▶ **WORK TASK**
Filter the listing below, keeping every line that holds "images".

▶ **RAW DATA**

-----

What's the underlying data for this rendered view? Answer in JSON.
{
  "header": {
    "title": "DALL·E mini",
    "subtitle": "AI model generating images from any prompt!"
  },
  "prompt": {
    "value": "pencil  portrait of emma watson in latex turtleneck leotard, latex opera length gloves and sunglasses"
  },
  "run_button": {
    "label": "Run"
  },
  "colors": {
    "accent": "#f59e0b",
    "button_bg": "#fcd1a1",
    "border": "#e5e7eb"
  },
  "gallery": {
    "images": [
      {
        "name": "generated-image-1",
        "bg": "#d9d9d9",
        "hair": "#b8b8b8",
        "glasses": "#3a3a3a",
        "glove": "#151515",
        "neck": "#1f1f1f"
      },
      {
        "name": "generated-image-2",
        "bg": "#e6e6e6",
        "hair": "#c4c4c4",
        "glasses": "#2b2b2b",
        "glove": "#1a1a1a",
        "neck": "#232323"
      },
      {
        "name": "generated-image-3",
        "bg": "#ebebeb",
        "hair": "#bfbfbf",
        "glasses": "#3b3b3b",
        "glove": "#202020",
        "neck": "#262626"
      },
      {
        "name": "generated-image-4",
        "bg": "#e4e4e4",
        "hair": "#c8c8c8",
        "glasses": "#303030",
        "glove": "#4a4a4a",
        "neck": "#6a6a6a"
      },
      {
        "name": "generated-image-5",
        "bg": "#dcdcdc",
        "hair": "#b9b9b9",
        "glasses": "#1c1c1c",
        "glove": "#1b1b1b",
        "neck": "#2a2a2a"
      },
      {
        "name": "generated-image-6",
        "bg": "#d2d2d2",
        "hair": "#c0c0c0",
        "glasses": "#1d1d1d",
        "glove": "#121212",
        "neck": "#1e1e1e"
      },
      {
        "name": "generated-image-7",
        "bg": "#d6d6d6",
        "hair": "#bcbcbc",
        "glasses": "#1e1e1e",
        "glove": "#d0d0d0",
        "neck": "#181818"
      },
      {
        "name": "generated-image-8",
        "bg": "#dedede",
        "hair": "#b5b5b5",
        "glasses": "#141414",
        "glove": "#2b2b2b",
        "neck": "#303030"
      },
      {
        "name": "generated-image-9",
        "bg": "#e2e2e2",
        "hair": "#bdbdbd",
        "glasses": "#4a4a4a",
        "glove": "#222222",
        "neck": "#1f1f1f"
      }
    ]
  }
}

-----

▶ **SOLUTION TO THIS TASK**
    "subtitle": "AI model generating images from any prompt!"
    "images": [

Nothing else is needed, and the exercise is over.